● **YOUR INSTRUCTIONS**: Could you give the entries again, exactly as written?

(Beginning of INPUT MATERIAL)

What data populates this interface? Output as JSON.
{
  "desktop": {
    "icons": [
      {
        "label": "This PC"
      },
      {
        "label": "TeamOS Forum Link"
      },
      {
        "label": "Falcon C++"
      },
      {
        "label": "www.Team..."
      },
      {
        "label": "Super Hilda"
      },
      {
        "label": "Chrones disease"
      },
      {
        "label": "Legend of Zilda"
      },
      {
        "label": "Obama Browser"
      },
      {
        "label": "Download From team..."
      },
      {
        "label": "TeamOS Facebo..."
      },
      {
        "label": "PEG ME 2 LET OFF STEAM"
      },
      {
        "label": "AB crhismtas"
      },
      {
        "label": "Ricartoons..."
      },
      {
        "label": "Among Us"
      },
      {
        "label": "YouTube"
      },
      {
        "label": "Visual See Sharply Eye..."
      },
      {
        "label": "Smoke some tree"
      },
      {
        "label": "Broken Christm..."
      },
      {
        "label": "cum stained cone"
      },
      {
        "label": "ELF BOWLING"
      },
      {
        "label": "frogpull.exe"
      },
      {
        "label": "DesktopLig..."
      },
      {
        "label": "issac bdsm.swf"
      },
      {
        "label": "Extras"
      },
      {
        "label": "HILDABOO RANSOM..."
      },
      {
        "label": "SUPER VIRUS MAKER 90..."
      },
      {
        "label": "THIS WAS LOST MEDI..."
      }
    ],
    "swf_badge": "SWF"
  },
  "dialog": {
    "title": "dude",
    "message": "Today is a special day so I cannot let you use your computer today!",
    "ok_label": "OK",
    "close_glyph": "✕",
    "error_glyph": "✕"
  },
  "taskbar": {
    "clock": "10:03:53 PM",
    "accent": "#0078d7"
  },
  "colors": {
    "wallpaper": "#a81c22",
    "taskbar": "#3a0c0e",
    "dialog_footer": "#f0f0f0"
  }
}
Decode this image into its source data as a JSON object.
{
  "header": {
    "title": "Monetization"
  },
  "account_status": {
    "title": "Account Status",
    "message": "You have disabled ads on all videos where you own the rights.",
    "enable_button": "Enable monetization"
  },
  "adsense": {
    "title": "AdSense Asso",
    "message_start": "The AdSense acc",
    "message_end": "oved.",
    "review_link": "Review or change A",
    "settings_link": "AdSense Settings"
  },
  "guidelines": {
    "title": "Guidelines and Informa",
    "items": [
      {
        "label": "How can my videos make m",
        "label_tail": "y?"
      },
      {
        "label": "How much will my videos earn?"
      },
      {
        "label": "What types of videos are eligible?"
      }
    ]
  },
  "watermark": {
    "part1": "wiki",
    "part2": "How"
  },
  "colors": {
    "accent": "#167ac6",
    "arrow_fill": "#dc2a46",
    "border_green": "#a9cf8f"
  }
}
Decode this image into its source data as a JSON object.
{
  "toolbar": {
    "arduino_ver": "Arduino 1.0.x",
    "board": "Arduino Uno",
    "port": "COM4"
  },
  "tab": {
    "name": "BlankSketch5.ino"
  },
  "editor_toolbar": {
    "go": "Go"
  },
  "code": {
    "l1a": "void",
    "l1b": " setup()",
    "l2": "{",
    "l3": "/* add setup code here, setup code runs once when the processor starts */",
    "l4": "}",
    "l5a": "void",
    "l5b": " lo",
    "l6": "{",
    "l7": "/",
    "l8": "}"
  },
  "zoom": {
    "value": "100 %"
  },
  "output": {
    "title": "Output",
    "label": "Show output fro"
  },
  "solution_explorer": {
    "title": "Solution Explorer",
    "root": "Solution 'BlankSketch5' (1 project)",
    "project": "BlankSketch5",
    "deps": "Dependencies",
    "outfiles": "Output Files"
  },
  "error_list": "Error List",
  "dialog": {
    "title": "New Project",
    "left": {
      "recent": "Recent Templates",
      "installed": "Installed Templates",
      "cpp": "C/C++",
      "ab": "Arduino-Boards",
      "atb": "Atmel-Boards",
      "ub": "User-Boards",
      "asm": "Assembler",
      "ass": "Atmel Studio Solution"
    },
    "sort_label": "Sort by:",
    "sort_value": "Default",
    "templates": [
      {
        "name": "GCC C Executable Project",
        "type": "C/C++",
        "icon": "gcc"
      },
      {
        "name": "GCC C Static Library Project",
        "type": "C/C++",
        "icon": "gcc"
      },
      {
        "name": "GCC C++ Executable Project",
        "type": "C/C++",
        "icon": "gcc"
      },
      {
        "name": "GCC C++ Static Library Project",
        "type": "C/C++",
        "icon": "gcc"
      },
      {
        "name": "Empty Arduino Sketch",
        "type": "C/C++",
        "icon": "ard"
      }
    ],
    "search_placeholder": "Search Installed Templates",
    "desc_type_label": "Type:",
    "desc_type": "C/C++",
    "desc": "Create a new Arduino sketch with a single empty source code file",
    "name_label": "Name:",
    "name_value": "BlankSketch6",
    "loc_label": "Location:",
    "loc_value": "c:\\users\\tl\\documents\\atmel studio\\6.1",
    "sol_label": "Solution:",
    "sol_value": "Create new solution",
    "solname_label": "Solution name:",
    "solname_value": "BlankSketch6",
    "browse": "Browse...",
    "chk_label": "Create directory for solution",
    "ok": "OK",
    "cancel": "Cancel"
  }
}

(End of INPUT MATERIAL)

● **RESULT BELOW**:
What data populates this interface? Output as JSON.
{
  "desktop": {
    "icons": [
      {
        "label": "This PC"
      },
      {
        "label": "TeamOS Forum Link"
      },
      {
        "label": "Falcon C++"
      },
      {
        "label": "www.Team..."
      },
      {
        "label": "Super Hilda"
      },
      {
        "label": "Chrones disease"
      },
      {
        "label": "Legend of Zilda"
      },
      {
        "label": "Obama Browser"
      },
      {
        "label": "Download From team..."
      },
      {
        "label": "TeamOS Facebo..."
      },
      {
        "label": "PEG ME 2 LET OFF STEAM"
      },
      {
        "label": "AB crhismtas"
      },
      {
        "label": "Ricartoons..."
      },
      {
        "label": "Among Us"
      },
      {
        "label": "YouTube"
      },
      {
        "label": "Visual See Sharply Eye..."
      },
      {
        "label": "Smoke some tree"
      },
      {
        "label": "Broken Christm..."
      },
      {
        "label": "cum stained cone"
      },
      {
        "label": "ELF BOWLING"
      },
      {
        "label": "frogpull.exe"
      },
      {
        "label": "DesktopLig..."
      },
      {
        "label": "issac bdsm.swf"
      },
      {
        "label": "Extras"
      },
      {
        "label": "HILDABOO RANSOM..."
      },
      {
        "label": "SUPER VIRUS MAKER 90..."
      },
      {
        "label": "THIS WAS LOST MEDI..."
      }
    ],
    "swf_badge": "SWF"
  },
  "dialog": {
    "title": "dude",
    "message": "Today is a special day so I cannot let you use your computer today!",
    "ok_label": "OK",
    "close_glyph": "✕",
    "error_glyph": "✕"
  },
  "taskbar": {
    "clock": "10:03:53 PM",
    "accent": "#0078d7"
  },
  "colors": {
    "wallpaper": "#a81c22",
    "taskbar": "#3a0c0e",
    "dialog_footer": "#f0f0f0"
  }
}
Decode this image into its source data as a JSON object.
{
  "header": {
    "title": "Monetization"
  },
  "account_status": {
    "title": "Account Status",
    "message": "You have disabled ads on all videos where you own the rights.",
    "enable_button": "Enable monetization"
  },
  "adsense": {
    "title": "AdSense Asso",
    "message_start": "The AdSense acc",
    "message_end": "oved.",
    "review_link": "Review or change A",
    "settings_link": "AdSense Settings"
  },
  "guidelines": {
    "title": "Guidelines and Informa",
    "items": [
      {
        "label": "How can my videos make m",
        "label_tail": "y?"
      },
      {
        "label": "How much will my videos earn?"
      },
      {
        "label": "What types of videos are eligible?"
      }
    ]
  },
  "watermark": {
    "part1": "wiki",
    "part2": "How"
  },
  "colors": {
    "accent": "#167ac6",
    "arrow_fill": "#dc2a46",
    "border_green": "#a9cf8f"
  }
}
Decode this image into its source data as a JSON object.
{
  "toolbar": {
    "arduino_ver": "Arduino 1.0.x",
    "board": "Arduino Uno",
    "port": "COM4"
  },
  "tab": {
    "name": "BlankSketch5.ino"
  },
  "editor_toolbar": {
    "go": "Go"
  },
  "code": {
    "l1a": "void",
    "l1b": " setup()",
    "l2": "{",
    "l3": "/* add setup code here, setup code runs once when the processor starts */",
    "l4": "}",
    "l5a": "void",
    "l5b": " lo",
    "l6": "{",
    "l7": "/",
    "l8": "}"
  },
  "zoom": {
    "value": "100 %"
  },
  "output": {
    "title": "Output",
    "label": "Show output fro"
  },
  "solution_explorer": {
    "title": "Solution Explorer",
    "root": "Solution 'BlankSketch5' (1 project)",
    "project": "BlankSketch5",
    "deps": "Dependencies",
    "outfiles": "Output Files"
  },
  "error_list": "Error List",
  "dialog": {
    "title": "New Project",
    "left": {
      "recent": "Recent Templates",
      "installed": "Installed Templates",
      "cpp": "C/C++",
      "ab": "Arduino-Boards",
      "atb": "Atmel-Boards",
      "ub": "User-Boards",
      "asm": "Assembler",
      "ass": "Atmel Studio Solution"
    },
    "sort_label": "Sort by:",
    "sort_value": "Default",
    "templates": [
      {
        "name": "GCC C Executable Project",
        "type": "C/C++",
        "icon": "gcc"
      },
      {
        "name": "GCC C Static Library Project",
        "type": "C/C++",
        "icon": "gcc"
      },
      {
        "name": "GCC C++ Executable Project",
        "type": "C/C++",
        "icon": "gcc"
      },
      {
        "name": "GCC C++ Static Library Project",
        "type": "C/C++",
        "icon": "gcc"
      },
      {
        "name": "Empty Arduino Sketch",
        "type": "C/C++",
        "icon": "ard"
      }
    ],
    "search_placeholder": "Search Installed Templates",
    "desc_type_label": "Type:",
    "desc_type": "C/C++",
    "desc": "Create a new Arduino sketch with a single empty source code file",
    "name_label": "Name:",
    "name_value": "BlankSketch6",
    "loc_label": "Location:",
    "loc_value": "c:\\users\\tl\\documents\\atmel studio\\6.1",
    "sol_label": "Solution:",
    "sol_value": "Create new solution",
    "solname_label": "Solution name:",
    "solname_value": "BlankSketch6",
    "browse": "Browse...",
    "chk_label": "Create directory for solution",
    "ok": "OK",
    "cancel": "Cancel"
  }
}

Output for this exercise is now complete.